(Supplied records)

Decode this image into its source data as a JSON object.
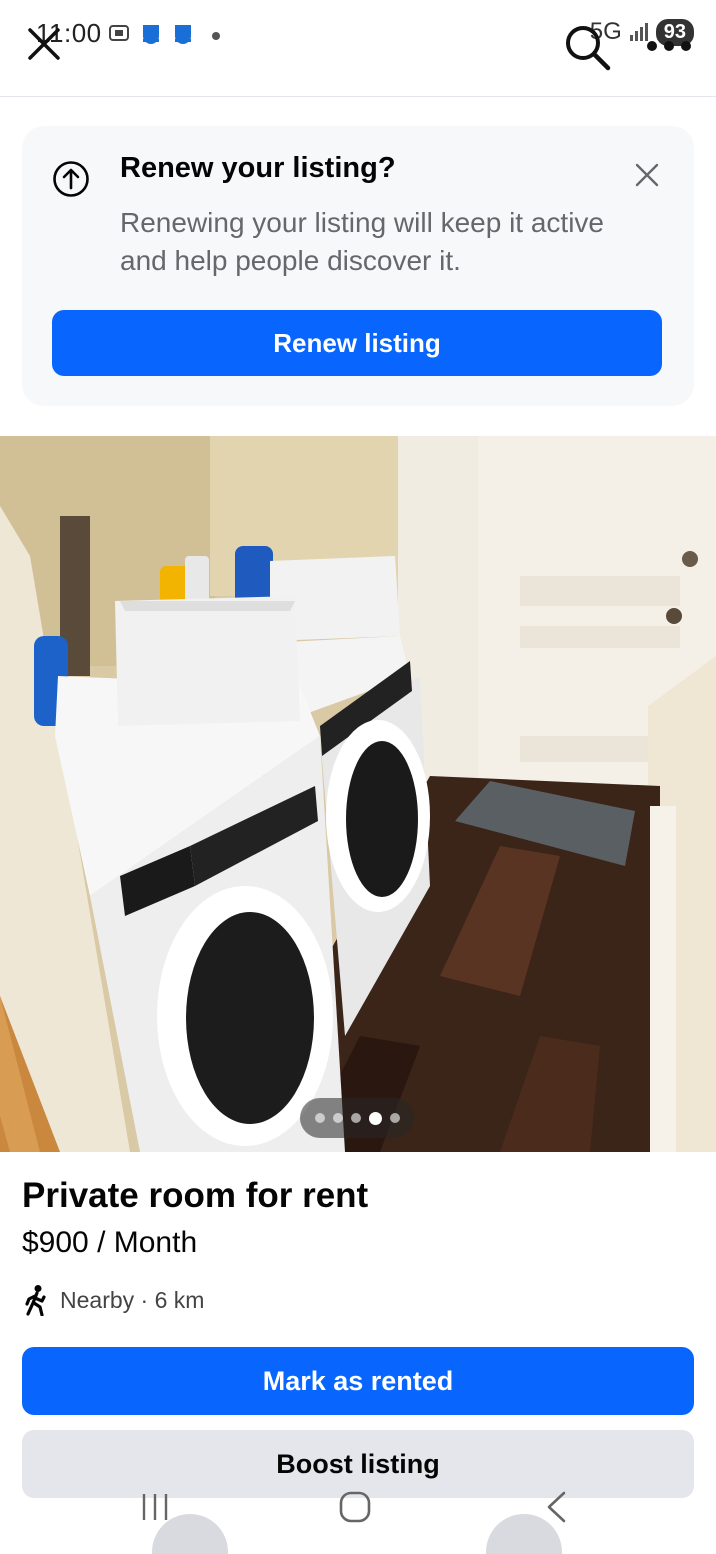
{
  "status_bar": {
    "time": "11:00",
    "network": "5G",
    "battery": "93",
    "icons": [
      "screenshot-icon",
      "notification-icon",
      "notification-icon",
      "dot-icon"
    ]
  },
  "nav": {
    "close_icon": "close-icon",
    "search_icon": "search-icon",
    "more_icon": "more-icon"
  },
  "renew_card": {
    "icon": "upload-circle-icon",
    "title": "Renew your listing?",
    "description": "Renewing your listing will keep it active and help people discover it.",
    "button_label": "Renew listing",
    "close_icon": "close-icon"
  },
  "photo": {
    "carousel_count": 5,
    "carousel_active_index": 3
  },
  "listing": {
    "title": "Private room for rent",
    "price": "$900 / Month",
    "distance": "Nearby · 6 km",
    "distance_icon": "walking-person-icon"
  },
  "actions": {
    "mark_rented_label": "Mark as rented",
    "boost_label": "Boost listing"
  },
  "colors": {
    "accent": "#0866ff",
    "secondary_button": "#e4e6eb",
    "card_background": "#f7f8fa"
  }
}
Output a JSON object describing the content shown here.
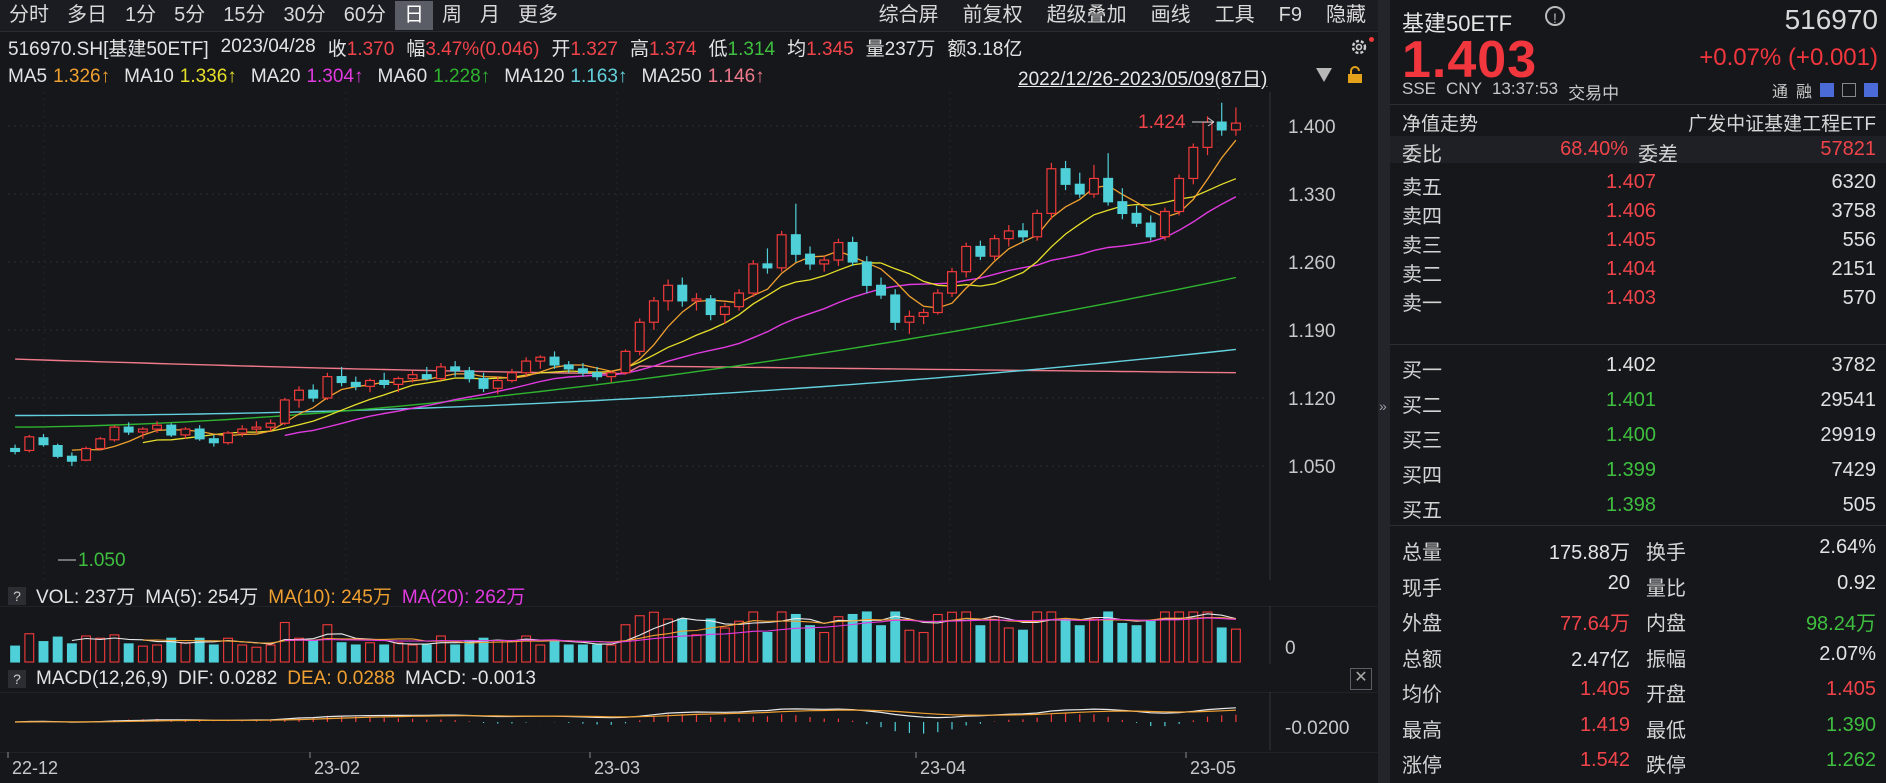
{
  "toolbar": {
    "items": [
      "分时",
      "多日",
      "1分",
      "5分",
      "15分",
      "30分",
      "60分",
      "日",
      "周",
      "月",
      "更多"
    ],
    "active_index": 7,
    "right_items": [
      "综合屏",
      "前复权",
      "超级叠加",
      "画线",
      "工具",
      "F9",
      "隐藏"
    ]
  },
  "quote_bar": {
    "symbol": "516970.SH[基建50ETF]",
    "date": "2023/04/28",
    "close_label": "收",
    "close": "1.370",
    "amp_label": "幅",
    "amp": "3.47%(0.046)",
    "open_label": "开",
    "open": "1.327",
    "high_label": "高",
    "high": "1.374",
    "low_label": "低",
    "low": "1.314",
    "avg_label": "均",
    "avg": "1.345",
    "vol_label": "量",
    "vol": "237万",
    "amt_label": "额",
    "amt": "3.18亿"
  },
  "ma_bar": {
    "items": [
      {
        "label": "MA5",
        "value": "1.326↑",
        "color": "#f0a030"
      },
      {
        "label": "MA10",
        "value": "1.336↑",
        "color": "#e6df2a"
      },
      {
        "label": "MA20",
        "value": "1.304↑",
        "color": "#e13ae0"
      },
      {
        "label": "MA60",
        "value": "1.228↑",
        "color": "#2fb42f"
      },
      {
        "label": "MA120",
        "value": "1.163↑",
        "color": "#63d1dd"
      },
      {
        "label": "MA250",
        "value": "1.146↑",
        "color": "#f07a8a"
      }
    ],
    "range": "2022/12/26-2023/05/09(87日)"
  },
  "price_axis": {
    "ticks": [
      "1.400",
      "1.330",
      "1.260",
      "1.190",
      "1.120",
      "1.050"
    ],
    "min": 1.05,
    "max": 1.4
  },
  "annotations": {
    "high": "1.424",
    "low": "1.050"
  },
  "volume_bar": {
    "vol": "VOL: 237万",
    "ma5": "MA(5): 254万",
    "ma10": "MA(10): 245万",
    "ma20": "MA(20): 262万",
    "axis_zero": "0"
  },
  "macd_bar": {
    "title": "MACD(12,26,9)",
    "dif": "DIF: 0.0282",
    "dea": "DEA: 0.0288",
    "macd": "MACD: -0.0013",
    "axis": "-0.0200"
  },
  "date_axis": [
    "22-12",
    "23-02",
    "23-03",
    "23-04",
    "23-05"
  ],
  "chart_data": {
    "type": "candlestick",
    "title": "516970.SH[基建50ETF]",
    "ylim": [
      1.05,
      1.4
    ],
    "candles": [
      [
        1.068,
        1.072,
        1.062,
        1.065
      ],
      [
        1.066,
        1.082,
        1.064,
        1.08
      ],
      [
        1.079,
        1.083,
        1.07,
        1.072
      ],
      [
        1.071,
        1.073,
        1.058,
        1.06
      ],
      [
        1.06,
        1.064,
        1.05,
        1.055
      ],
      [
        1.056,
        1.07,
        1.055,
        1.068
      ],
      [
        1.068,
        1.08,
        1.066,
        1.078
      ],
      [
        1.077,
        1.092,
        1.075,
        1.09
      ],
      [
        1.09,
        1.095,
        1.082,
        1.085
      ],
      [
        1.085,
        1.09,
        1.078,
        1.088
      ],
      [
        1.088,
        1.096,
        1.084,
        1.092
      ],
      [
        1.092,
        1.094,
        1.08,
        1.082
      ],
      [
        1.082,
        1.09,
        1.078,
        1.088
      ],
      [
        1.088,
        1.092,
        1.076,
        1.078
      ],
      [
        1.078,
        1.082,
        1.07,
        1.074
      ],
      [
        1.074,
        1.086,
        1.072,
        1.084
      ],
      [
        1.084,
        1.092,
        1.08,
        1.088
      ],
      [
        1.088,
        1.096,
        1.084,
        1.09
      ],
      [
        1.09,
        1.098,
        1.086,
        1.094
      ],
      [
        1.094,
        1.12,
        1.092,
        1.118
      ],
      [
        1.118,
        1.132,
        1.11,
        1.128
      ],
      [
        1.128,
        1.134,
        1.116,
        1.12
      ],
      [
        1.12,
        1.146,
        1.118,
        1.142
      ],
      [
        1.142,
        1.152,
        1.132,
        1.136
      ],
      [
        1.136,
        1.142,
        1.128,
        1.132
      ],
      [
        1.132,
        1.14,
        1.126,
        1.138
      ],
      [
        1.138,
        1.146,
        1.13,
        1.134
      ],
      [
        1.134,
        1.142,
        1.126,
        1.14
      ],
      [
        1.14,
        1.148,
        1.136,
        1.144
      ],
      [
        1.144,
        1.152,
        1.138,
        1.14
      ],
      [
        1.14,
        1.156,
        1.138,
        1.152
      ],
      [
        1.152,
        1.158,
        1.142,
        1.148
      ],
      [
        1.148,
        1.152,
        1.136,
        1.14
      ],
      [
        1.14,
        1.146,
        1.126,
        1.13
      ],
      [
        1.13,
        1.142,
        1.124,
        1.138
      ],
      [
        1.138,
        1.15,
        1.136,
        1.146
      ],
      [
        1.146,
        1.162,
        1.142,
        1.158
      ],
      [
        1.158,
        1.164,
        1.15,
        1.162
      ],
      [
        1.162,
        1.168,
        1.15,
        1.154
      ],
      [
        1.154,
        1.158,
        1.146,
        1.15
      ],
      [
        1.15,
        1.156,
        1.142,
        1.146
      ],
      [
        1.146,
        1.152,
        1.138,
        1.142
      ],
      [
        1.142,
        1.148,
        1.136,
        1.146
      ],
      [
        1.146,
        1.17,
        1.144,
        1.168
      ],
      [
        1.168,
        1.202,
        1.164,
        1.198
      ],
      [
        1.198,
        1.224,
        1.19,
        1.22
      ],
      [
        1.22,
        1.242,
        1.21,
        1.236
      ],
      [
        1.236,
        1.244,
        1.214,
        1.22
      ],
      [
        1.22,
        1.228,
        1.21,
        1.222
      ],
      [
        1.222,
        1.226,
        1.2,
        1.206
      ],
      [
        1.206,
        1.218,
        1.196,
        1.214
      ],
      [
        1.214,
        1.232,
        1.21,
        1.228
      ],
      [
        1.228,
        1.262,
        1.224,
        1.258
      ],
      [
        1.258,
        1.274,
        1.248,
        1.254
      ],
      [
        1.254,
        1.292,
        1.25,
        1.288
      ],
      [
        1.288,
        1.32,
        1.26,
        1.268
      ],
      [
        1.268,
        1.276,
        1.252,
        1.258
      ],
      [
        1.258,
        1.266,
        1.25,
        1.262
      ],
      [
        1.262,
        1.284,
        1.256,
        1.28
      ],
      [
        1.28,
        1.286,
        1.256,
        1.26
      ],
      [
        1.26,
        1.266,
        1.228,
        1.236
      ],
      [
        1.236,
        1.244,
        1.222,
        1.226
      ],
      [
        1.226,
        1.232,
        1.19,
        1.198
      ],
      [
        1.198,
        1.21,
        1.186,
        1.204
      ],
      [
        1.204,
        1.212,
        1.196,
        1.208
      ],
      [
        1.208,
        1.232,
        1.206,
        1.228
      ],
      [
        1.228,
        1.254,
        1.224,
        1.25
      ],
      [
        1.25,
        1.28,
        1.244,
        1.276
      ],
      [
        1.276,
        1.282,
        1.262,
        1.266
      ],
      [
        1.266,
        1.288,
        1.262,
        1.284
      ],
      [
        1.284,
        1.298,
        1.276,
        1.292
      ],
      [
        1.292,
        1.3,
        1.28,
        1.286
      ],
      [
        1.286,
        1.314,
        1.282,
        1.31
      ],
      [
        1.31,
        1.362,
        1.304,
        1.356
      ],
      [
        1.356,
        1.364,
        1.334,
        1.34
      ],
      [
        1.34,
        1.352,
        1.326,
        1.33
      ],
      [
        1.33,
        1.36,
        1.326,
        1.346
      ],
      [
        1.346,
        1.372,
        1.318,
        1.322
      ],
      [
        1.322,
        1.336,
        1.304,
        1.31
      ],
      [
        1.31,
        1.318,
        1.296,
        1.3
      ],
      [
        1.3,
        1.308,
        1.282,
        1.286
      ],
      [
        1.286,
        1.316,
        1.282,
        1.312
      ],
      [
        1.312,
        1.35,
        1.308,
        1.346
      ],
      [
        1.346,
        1.382,
        1.34,
        1.378
      ],
      [
        1.378,
        1.41,
        1.37,
        1.404
      ],
      [
        1.404,
        1.424,
        1.39,
        1.396
      ],
      [
        1.396,
        1.419,
        1.39,
        1.403
      ]
    ]
  },
  "side": {
    "name": "基建50ETF",
    "code": "516970",
    "price": "1.403",
    "change": "+0.07% (+0.001)",
    "exchange": "SSE",
    "currency": "CNY",
    "time": "13:37:53",
    "status": "交易中",
    "flag_tong": "通",
    "flag_rong": "融",
    "nav_label": "净值走势",
    "fund_name": "广发中证基建工程ETF",
    "wb_label": "委比",
    "wb_value": "68.40%",
    "wc_label": "委差",
    "wc_value": "57821",
    "asks": [
      {
        "label": "卖五",
        "price": "1.407",
        "vol": "6320"
      },
      {
        "label": "卖四",
        "price": "1.406",
        "vol": "3758"
      },
      {
        "label": "卖三",
        "price": "1.405",
        "vol": "556"
      },
      {
        "label": "卖二",
        "price": "1.404",
        "vol": "2151"
      },
      {
        "label": "卖一",
        "price": "1.403",
        "vol": "570"
      }
    ],
    "bids": [
      {
        "label": "买一",
        "price": "1.402",
        "vol": "3782",
        "color": "#e3e3e3"
      },
      {
        "label": "买二",
        "price": "1.401",
        "vol": "29541",
        "color": "#3fbf3f"
      },
      {
        "label": "买三",
        "price": "1.400",
        "vol": "29919",
        "color": "#3fbf3f"
      },
      {
        "label": "买四",
        "price": "1.399",
        "vol": "7429",
        "color": "#3fbf3f"
      },
      {
        "label": "买五",
        "price": "1.398",
        "vol": "505",
        "color": "#3fbf3f"
      }
    ],
    "stats": [
      {
        "l1": "总量",
        "v1": "175.88万",
        "c1": "#e3e3e3",
        "l2": "换手",
        "v2": "2.64%",
        "c2": "#e3e3e3"
      },
      {
        "l1": "现手",
        "v1": "20",
        "c1": "#e3e3e3",
        "l2": "量比",
        "v2": "0.92",
        "c2": "#e3e3e3"
      },
      {
        "l1": "外盘",
        "v1": "77.64万",
        "c1": "#f0444a",
        "l2": "内盘",
        "v2": "98.24万",
        "c2": "#3fbf3f"
      },
      {
        "l1": "总额",
        "v1": "2.47亿",
        "c1": "#e3e3e3",
        "l2": "振幅",
        "v2": "2.07%",
        "c2": "#e3e3e3"
      },
      {
        "l1": "均价",
        "v1": "1.405",
        "c1": "#f0444a",
        "l2": "开盘",
        "v2": "1.405",
        "c2": "#f0444a"
      },
      {
        "l1": "最高",
        "v1": "1.419",
        "c1": "#f0444a",
        "l2": "最低",
        "v2": "1.390",
        "c2": "#3fbf3f"
      },
      {
        "l1": "涨停",
        "v1": "1.542",
        "c1": "#f0444a",
        "l2": "跌停",
        "v2": "1.262",
        "c2": "#3fbf3f"
      }
    ]
  }
}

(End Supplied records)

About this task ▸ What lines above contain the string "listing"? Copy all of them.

Solution to the exercise ▸
    "title": "Renew your listing?",
    "description": "Renewing your listing will keep it active and help people discover it.",
    "button_label": "Renew listing",
  "listing": {
    "boost_label": "Boost listing"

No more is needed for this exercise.